(INSTRUCTIONS TO FOLLOW) The number of lines below holding the string "JSON" is the only answer wanted.

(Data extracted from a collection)
⁂
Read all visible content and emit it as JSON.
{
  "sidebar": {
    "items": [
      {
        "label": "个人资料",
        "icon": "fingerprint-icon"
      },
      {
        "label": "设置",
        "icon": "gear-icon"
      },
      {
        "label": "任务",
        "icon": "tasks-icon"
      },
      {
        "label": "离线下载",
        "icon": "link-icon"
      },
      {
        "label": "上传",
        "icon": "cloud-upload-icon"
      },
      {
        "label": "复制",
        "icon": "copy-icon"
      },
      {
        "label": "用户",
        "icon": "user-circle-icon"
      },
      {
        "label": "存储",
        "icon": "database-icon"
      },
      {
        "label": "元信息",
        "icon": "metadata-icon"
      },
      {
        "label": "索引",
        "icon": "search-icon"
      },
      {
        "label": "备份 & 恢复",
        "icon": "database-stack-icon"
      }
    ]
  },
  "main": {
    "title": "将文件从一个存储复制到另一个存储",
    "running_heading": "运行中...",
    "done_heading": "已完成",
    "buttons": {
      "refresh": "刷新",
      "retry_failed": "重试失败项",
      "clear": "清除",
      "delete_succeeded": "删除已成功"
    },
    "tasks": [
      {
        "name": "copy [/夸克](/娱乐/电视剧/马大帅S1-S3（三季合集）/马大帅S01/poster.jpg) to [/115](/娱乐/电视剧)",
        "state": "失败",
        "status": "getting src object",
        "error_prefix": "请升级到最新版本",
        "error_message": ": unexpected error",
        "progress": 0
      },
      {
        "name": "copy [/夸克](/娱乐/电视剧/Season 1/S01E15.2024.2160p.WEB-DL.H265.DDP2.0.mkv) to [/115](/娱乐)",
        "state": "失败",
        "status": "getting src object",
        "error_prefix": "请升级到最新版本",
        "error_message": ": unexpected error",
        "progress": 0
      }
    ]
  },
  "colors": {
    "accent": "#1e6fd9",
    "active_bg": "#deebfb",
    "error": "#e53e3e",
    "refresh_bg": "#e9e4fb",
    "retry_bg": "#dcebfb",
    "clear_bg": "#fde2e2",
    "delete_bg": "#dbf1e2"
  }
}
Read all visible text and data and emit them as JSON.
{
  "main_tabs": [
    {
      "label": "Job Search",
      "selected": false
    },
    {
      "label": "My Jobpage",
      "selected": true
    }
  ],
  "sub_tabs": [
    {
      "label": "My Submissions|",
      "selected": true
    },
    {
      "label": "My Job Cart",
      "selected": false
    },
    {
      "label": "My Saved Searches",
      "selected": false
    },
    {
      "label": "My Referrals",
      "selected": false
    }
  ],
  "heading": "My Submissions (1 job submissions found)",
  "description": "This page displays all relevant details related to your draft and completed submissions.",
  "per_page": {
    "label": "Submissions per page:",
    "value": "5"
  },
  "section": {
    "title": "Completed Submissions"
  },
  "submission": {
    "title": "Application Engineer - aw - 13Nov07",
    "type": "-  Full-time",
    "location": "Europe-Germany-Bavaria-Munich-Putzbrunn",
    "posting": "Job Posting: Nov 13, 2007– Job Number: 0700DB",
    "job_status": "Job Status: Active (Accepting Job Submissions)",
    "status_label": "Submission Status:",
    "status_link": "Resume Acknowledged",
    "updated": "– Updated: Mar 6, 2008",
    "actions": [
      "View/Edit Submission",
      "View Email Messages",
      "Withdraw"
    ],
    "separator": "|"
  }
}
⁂
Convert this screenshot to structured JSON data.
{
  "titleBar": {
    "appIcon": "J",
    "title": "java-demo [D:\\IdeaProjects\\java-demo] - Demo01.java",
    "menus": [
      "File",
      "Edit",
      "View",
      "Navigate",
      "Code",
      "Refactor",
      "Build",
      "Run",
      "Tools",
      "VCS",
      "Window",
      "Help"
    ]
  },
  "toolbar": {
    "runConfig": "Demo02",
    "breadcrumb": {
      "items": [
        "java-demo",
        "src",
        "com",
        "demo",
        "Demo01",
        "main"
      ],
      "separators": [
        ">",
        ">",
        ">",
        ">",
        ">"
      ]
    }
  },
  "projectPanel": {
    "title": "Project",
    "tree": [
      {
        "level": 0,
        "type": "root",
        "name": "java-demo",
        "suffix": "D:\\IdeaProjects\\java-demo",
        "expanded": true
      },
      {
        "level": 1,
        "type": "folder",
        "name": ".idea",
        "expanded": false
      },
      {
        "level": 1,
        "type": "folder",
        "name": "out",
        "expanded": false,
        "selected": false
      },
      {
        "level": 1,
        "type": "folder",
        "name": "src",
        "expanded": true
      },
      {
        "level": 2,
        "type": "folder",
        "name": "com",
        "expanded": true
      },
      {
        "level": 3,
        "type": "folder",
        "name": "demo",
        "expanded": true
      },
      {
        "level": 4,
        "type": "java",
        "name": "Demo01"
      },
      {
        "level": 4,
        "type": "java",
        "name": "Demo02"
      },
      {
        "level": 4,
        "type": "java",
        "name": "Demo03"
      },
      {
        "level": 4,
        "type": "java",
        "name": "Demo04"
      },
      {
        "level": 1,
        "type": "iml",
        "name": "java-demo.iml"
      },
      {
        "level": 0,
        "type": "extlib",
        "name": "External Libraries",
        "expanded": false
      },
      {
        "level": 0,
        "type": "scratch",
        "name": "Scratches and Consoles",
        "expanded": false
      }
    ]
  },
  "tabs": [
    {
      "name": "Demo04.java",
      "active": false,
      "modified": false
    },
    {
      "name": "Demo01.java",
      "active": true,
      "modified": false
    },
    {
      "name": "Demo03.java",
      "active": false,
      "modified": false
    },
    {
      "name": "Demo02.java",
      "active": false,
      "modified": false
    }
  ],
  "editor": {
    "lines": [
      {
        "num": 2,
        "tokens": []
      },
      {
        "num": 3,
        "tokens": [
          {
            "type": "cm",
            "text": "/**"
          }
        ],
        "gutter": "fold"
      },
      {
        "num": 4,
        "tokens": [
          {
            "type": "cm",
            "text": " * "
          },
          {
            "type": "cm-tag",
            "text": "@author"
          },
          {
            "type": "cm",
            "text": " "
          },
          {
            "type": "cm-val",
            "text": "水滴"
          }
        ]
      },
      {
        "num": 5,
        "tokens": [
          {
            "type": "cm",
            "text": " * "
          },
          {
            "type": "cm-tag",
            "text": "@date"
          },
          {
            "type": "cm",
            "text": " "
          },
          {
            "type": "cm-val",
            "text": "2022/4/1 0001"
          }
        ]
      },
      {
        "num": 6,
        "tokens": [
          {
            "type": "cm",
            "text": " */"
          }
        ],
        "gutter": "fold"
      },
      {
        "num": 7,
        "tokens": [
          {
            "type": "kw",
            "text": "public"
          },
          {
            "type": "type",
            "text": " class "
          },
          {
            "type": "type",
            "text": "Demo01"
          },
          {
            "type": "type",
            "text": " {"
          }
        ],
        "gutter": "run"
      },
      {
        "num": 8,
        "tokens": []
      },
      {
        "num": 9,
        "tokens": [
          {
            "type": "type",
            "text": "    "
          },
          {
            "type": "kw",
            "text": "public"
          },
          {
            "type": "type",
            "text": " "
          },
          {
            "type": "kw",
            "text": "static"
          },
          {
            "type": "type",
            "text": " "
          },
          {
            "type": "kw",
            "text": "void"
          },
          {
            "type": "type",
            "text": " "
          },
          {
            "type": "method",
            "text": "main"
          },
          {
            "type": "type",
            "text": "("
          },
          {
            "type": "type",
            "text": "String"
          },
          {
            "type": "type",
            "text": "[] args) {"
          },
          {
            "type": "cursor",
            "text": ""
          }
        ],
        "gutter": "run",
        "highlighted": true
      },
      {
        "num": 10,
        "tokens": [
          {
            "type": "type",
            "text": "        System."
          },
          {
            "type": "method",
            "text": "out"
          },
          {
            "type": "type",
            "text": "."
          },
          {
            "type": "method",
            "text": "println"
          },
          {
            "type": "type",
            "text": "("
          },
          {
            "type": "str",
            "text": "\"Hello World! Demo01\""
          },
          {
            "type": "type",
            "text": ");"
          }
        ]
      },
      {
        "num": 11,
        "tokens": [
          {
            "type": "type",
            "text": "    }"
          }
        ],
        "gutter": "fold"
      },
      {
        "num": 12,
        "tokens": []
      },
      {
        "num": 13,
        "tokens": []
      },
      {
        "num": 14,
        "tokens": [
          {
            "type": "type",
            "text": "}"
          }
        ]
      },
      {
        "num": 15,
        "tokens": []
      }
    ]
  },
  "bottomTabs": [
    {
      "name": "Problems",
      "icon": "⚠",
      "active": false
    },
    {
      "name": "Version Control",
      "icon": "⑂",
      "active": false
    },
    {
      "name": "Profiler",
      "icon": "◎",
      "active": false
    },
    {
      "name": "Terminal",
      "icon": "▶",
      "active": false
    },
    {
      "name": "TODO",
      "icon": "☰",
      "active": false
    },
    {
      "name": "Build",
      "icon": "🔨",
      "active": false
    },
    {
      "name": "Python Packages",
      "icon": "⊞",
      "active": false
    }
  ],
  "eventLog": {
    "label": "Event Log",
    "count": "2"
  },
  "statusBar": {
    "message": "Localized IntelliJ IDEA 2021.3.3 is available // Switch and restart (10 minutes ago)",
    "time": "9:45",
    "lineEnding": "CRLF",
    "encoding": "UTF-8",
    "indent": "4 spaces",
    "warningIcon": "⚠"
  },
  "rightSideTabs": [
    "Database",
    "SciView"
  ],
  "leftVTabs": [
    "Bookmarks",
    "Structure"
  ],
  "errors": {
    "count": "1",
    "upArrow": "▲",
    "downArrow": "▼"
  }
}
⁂
(OUTPUT) 3